_Assignment:_ Output the entries in full and verbatim, pictures omitted.

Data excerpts
-- -- --

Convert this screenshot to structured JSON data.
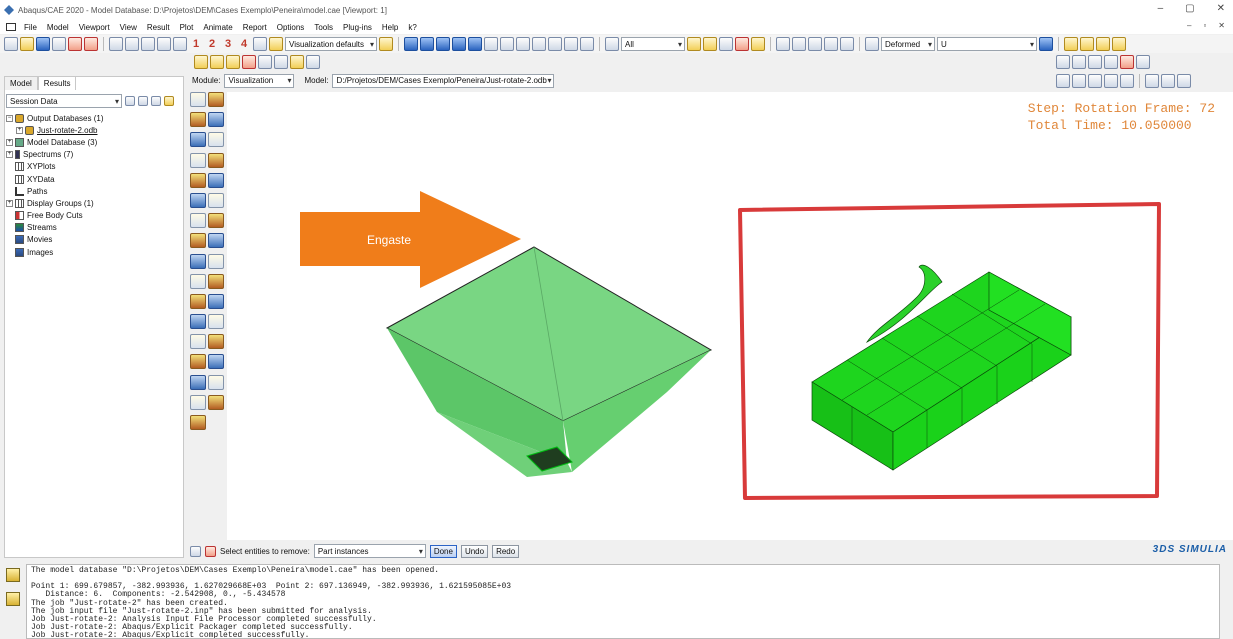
{
  "window": {
    "title": "Abaqus/CAE 2020 - Model Database: D:\\Projetos\\DEM\\Cases Exemplo\\Peneira\\model.cae [Viewport: 1]",
    "controls": [
      "–",
      "▢",
      "✕"
    ]
  },
  "menubar": {
    "items": [
      "File",
      "Model",
      "Viewport",
      "View",
      "Result",
      "Plot",
      "Animate",
      "Report",
      "Options",
      "Tools",
      "Plug-ins",
      "Help",
      "k?"
    ],
    "right_controls": [
      "–",
      "▫",
      "✕"
    ]
  },
  "toolbar": {
    "numbers": [
      "1",
      "2",
      "3",
      "4"
    ],
    "vis_defaults": "Visualization defaults",
    "all_select": "All",
    "deformed_select": "Deformed",
    "variable_select": "U"
  },
  "context": {
    "module_label": "Module:",
    "module_value": "Visualization",
    "model_label": "Model:",
    "model_value": "D:/Projetos/DEM/Cases Exemplo/Peneira/Just-rotate-2.odb"
  },
  "left_panel": {
    "tabs": [
      "Model",
      "Results"
    ],
    "active_tab": "Results",
    "session_select": "Session Data",
    "tree": [
      {
        "label": "Output Databases (1)",
        "icon": "db",
        "expander": "−",
        "indent": 0,
        "underline": false
      },
      {
        "label": "Just-rotate-2.odb",
        "icon": "db",
        "expander": "+",
        "indent": 1,
        "underline": true
      },
      {
        "label": "Model Database (3)",
        "icon": "mdl",
        "expander": "+",
        "indent": 0,
        "underline": false
      },
      {
        "label": "Spectrums (7)",
        "icon": "spec",
        "expander": "+",
        "indent": 0,
        "underline": false
      },
      {
        "label": "XYPlots",
        "icon": "grid",
        "expander": "",
        "indent": 0,
        "underline": false
      },
      {
        "label": "XYData",
        "icon": "grid",
        "expander": "",
        "indent": 0,
        "underline": false
      },
      {
        "label": "Paths",
        "icon": "path",
        "expander": "",
        "indent": 0,
        "underline": false
      },
      {
        "label": "Display Groups (1)",
        "icon": "grid",
        "expander": "+",
        "indent": 0,
        "underline": false
      },
      {
        "label": "Free Body Cuts",
        "icon": "fbc",
        "expander": "",
        "indent": 0,
        "underline": false
      },
      {
        "label": "Streams",
        "icon": "stream",
        "expander": "",
        "indent": 0,
        "underline": false
      },
      {
        "label": "Movies",
        "icon": "img",
        "expander": "",
        "indent": 0,
        "underline": false
      },
      {
        "label": "Images",
        "icon": "img",
        "expander": "",
        "indent": 0,
        "underline": false
      }
    ]
  },
  "viewport": {
    "step_line": "Step: Rotation Frame: 72",
    "time_line": "Total Time: 10.050000",
    "annotation_label": "Engaste",
    "colors": {
      "arrow": "#f07d1a",
      "hopper": "#5fcf6b",
      "mesh": "#1fd81f",
      "box": "#d83a3a"
    }
  },
  "prompt": {
    "label": "Select entities to remove:",
    "select_value": "Part instances",
    "buttons": [
      "Done",
      "Undo",
      "Redo"
    ]
  },
  "brand": "3DS SIMULIA",
  "messages": [
    "The model database \"D:\\Projetos\\DEM\\Cases Exemplo\\Peneira\\model.cae\" has been opened.",
    "",
    "Point 1: 699.679857, -382.993936, 1.627029668E+03  Point 2: 697.136949, -382.993936, 1.621595085E+03",
    "   Distance: 6.  Components: -2.542908, 0., -5.434578",
    "The job \"Just-rotate-2\" has been created.",
    "The job input file \"Just-rotate-2.inp\" has been submitted for analysis.",
    "Job Just-rotate-2: Analysis Input File Processor completed successfully.",
    "Job Just-rotate-2: Abaqus/Explicit Packager completed successfully.",
    "Job Just-rotate-2: Abaqus/Explicit completed successfully."
  ]
}
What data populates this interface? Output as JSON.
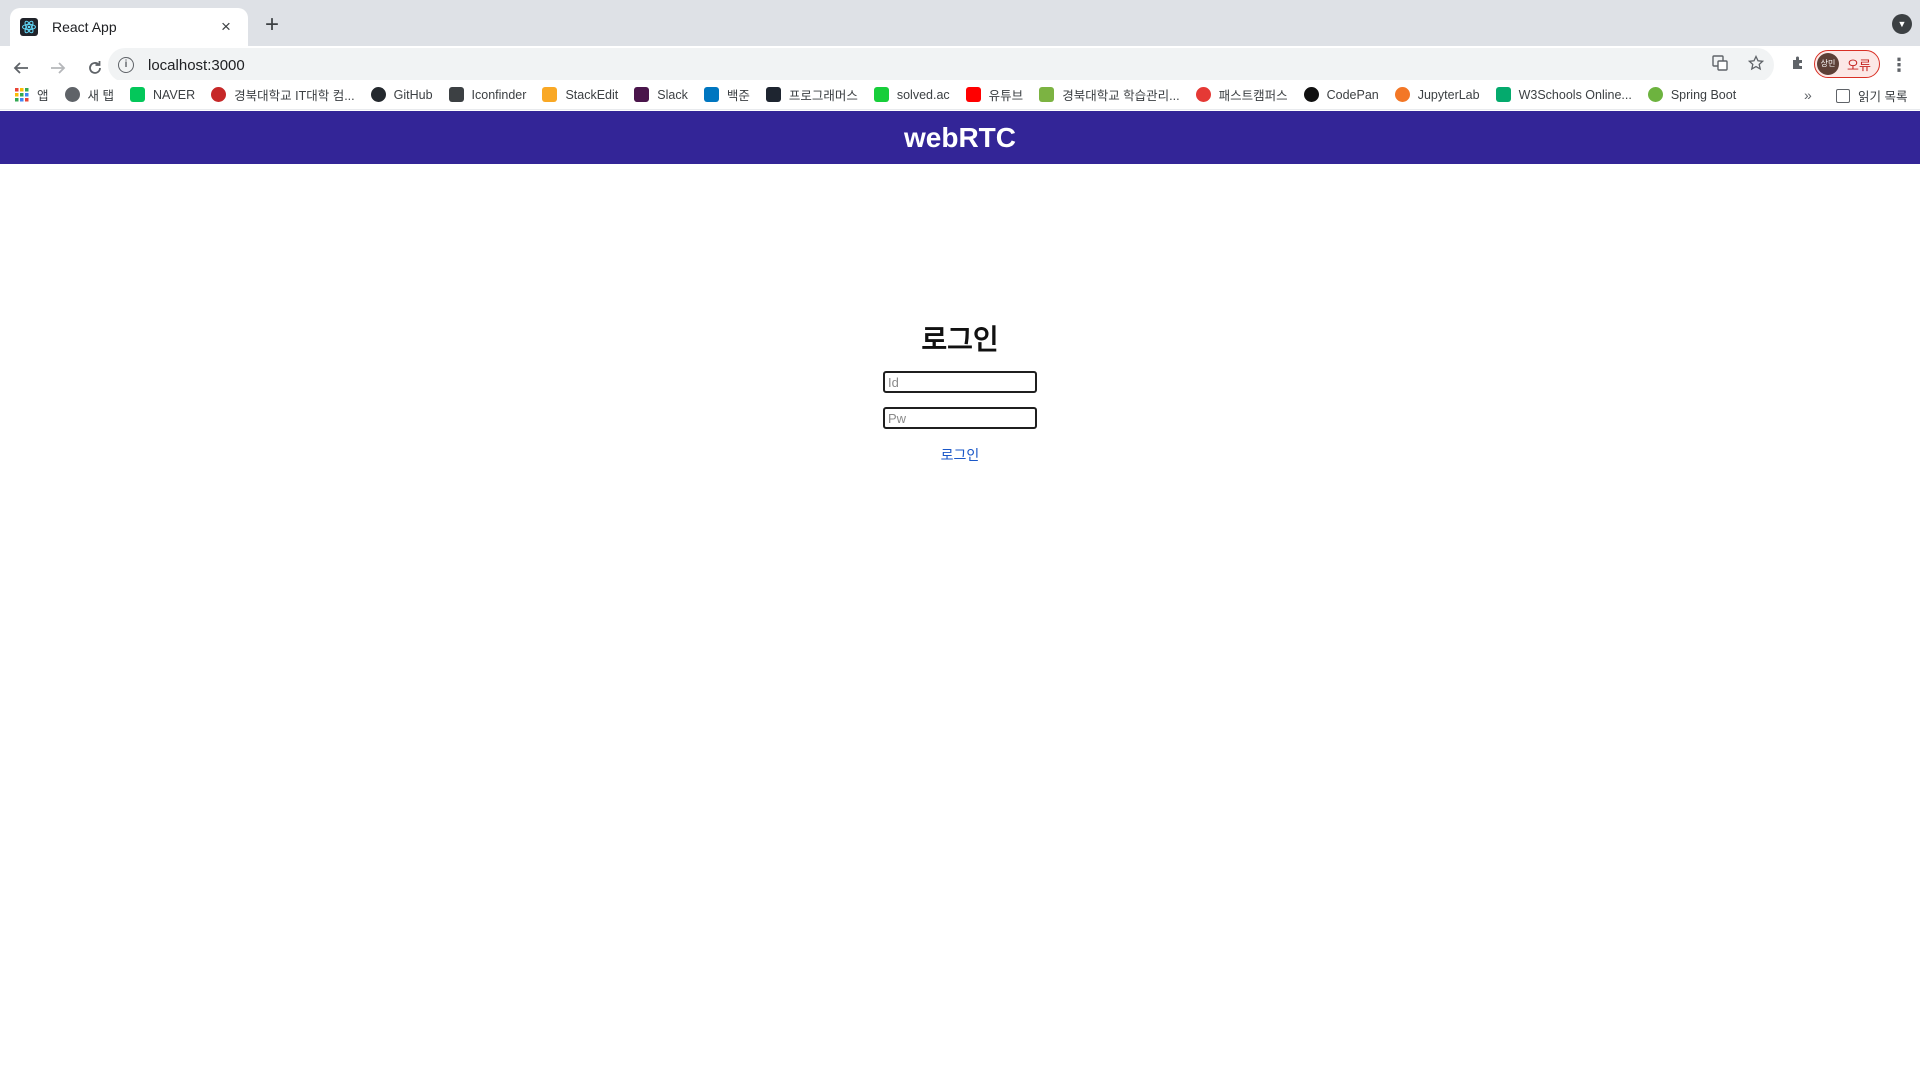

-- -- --

_Answer for the task:_
Convert this screenshot to structured JSON data.
{
  "window": {
    "title": "Abaqus/CAE 2020 - Model Database: D:\\Projetos\\DEM\\Cases Exemplo\\Peneira\\model.cae [Viewport: 1]",
    "controls": [
      "–",
      "▢",
      "✕"
    ]
  },
  "menubar": {
    "items": [
      "File",
      "Model",
      "Viewport",
      "View",
      "Result",
      "Plot",
      "Animate",
      "Report",
      "Options",
      "Tools",
      "Plug-ins",
      "Help",
      "k?"
    ],
    "right_controls": [
      "–",
      "▫",
      "✕"
    ]
  },
  "toolbar": {
    "numbers": [
      "1",
      "2",
      "3",
      "4"
    ],
    "vis_defaults": "Visualization defaults",
    "all_select": "All",
    "deformed_select": "Deformed",
    "variable_select": "U"
  },
  "context": {
    "module_label": "Module:",
    "module_value": "Visualization",
    "model_label": "Model:",
    "model_value": "D:/Projetos/DEM/Cases Exemplo/Peneira/Just-rotate-2.odb"
  },
  "left_panel": {
    "tabs": [
      "Model",
      "Results"
    ],
    "active_tab": "Results",
    "session_select": "Session Data",
    "tree": [
      {
        "label": "Output Databases (1)",
        "icon": "db",
        "expander": "−",
        "indent": 0,
        "underline": false
      },
      {
        "label": "Just-rotate-2.odb",
        "icon": "db",
        "expander": "+",
        "indent": 1,
        "underline": true
      },
      {
        "label": "Model Database (3)",
        "icon": "mdl",
        "expander": "+",
        "indent": 0,
        "underline": false
      },
      {
        "label": "Spectrums (7)",
        "icon": "spec",
        "expander": "+",
        "indent": 0,
        "underline": false
      },
      {
        "label": "XYPlots",
        "icon": "grid",
        "expander": "",
        "indent": 0,
        "underline": false
      },
      {
        "label": "XYData",
        "icon": "grid",
        "expander": "",
        "indent": 0,
        "underline": false
      },
      {
        "label": "Paths",
        "icon": "path",
        "expander": "",
        "indent": 0,
        "underline": false
      },
      {
        "label": "Display Groups (1)",
        "icon": "grid",
        "expander": "+",
        "indent": 0,
        "underline": false
      },
      {
        "label": "Free Body Cuts",
        "icon": "fbc",
        "expander": "",
        "indent": 0,
        "underline": false
      },
      {
        "label": "Streams",
        "icon": "stream",
        "expander": "",
        "indent": 0,
        "underline": false
      },
      {
        "label": "Movies",
        "icon": "img",
        "expander": "",
        "indent": 0,
        "underline": false
      },
      {
        "label": "Images",
        "icon": "img",
        "expander": "",
        "indent": 0,
        "underline": false
      }
    ]
  },
  "viewport": {
    "step_line": "Step: Rotation Frame: 72",
    "time_line": "Total Time: 10.050000",
    "annotation_label": "Engaste",
    "colors": {
      "arrow": "#f07d1a",
      "hopper": "#5fcf6b",
      "mesh": "#1fd81f",
      "box": "#d83a3a"
    }
  },
  "prompt": {
    "label": "Select entities to remove:",
    "select_value": "Part instances",
    "buttons": [
      "Done",
      "Undo",
      "Redo"
    ]
  },
  "brand": "3DS SIMULIA",
  "messages": [
    "The model database \"D:\\Projetos\\DEM\\Cases Exemplo\\Peneira\\model.cae\" has been opened.",
    "",
    "Point 1: 699.679857, -382.993936, 1.627029668E+03  Point 2: 697.136949, -382.993936, 1.621595085E+03",
    "   Distance: 6.  Components: -2.542908, 0., -5.434578",
    "The job \"Just-rotate-2\" has been created.",
    "The job input file \"Just-rotate-2.inp\" has been submitted for analysis.",
    "Job Just-rotate-2: Analysis Input File Processor completed successfully.",
    "Job Just-rotate-2: Abaqus/Explicit Packager completed successfully.",
    "Job Just-rotate-2: Abaqus/Explicit completed successfully."
  ]
}
What data populates this interface? Output as JSON.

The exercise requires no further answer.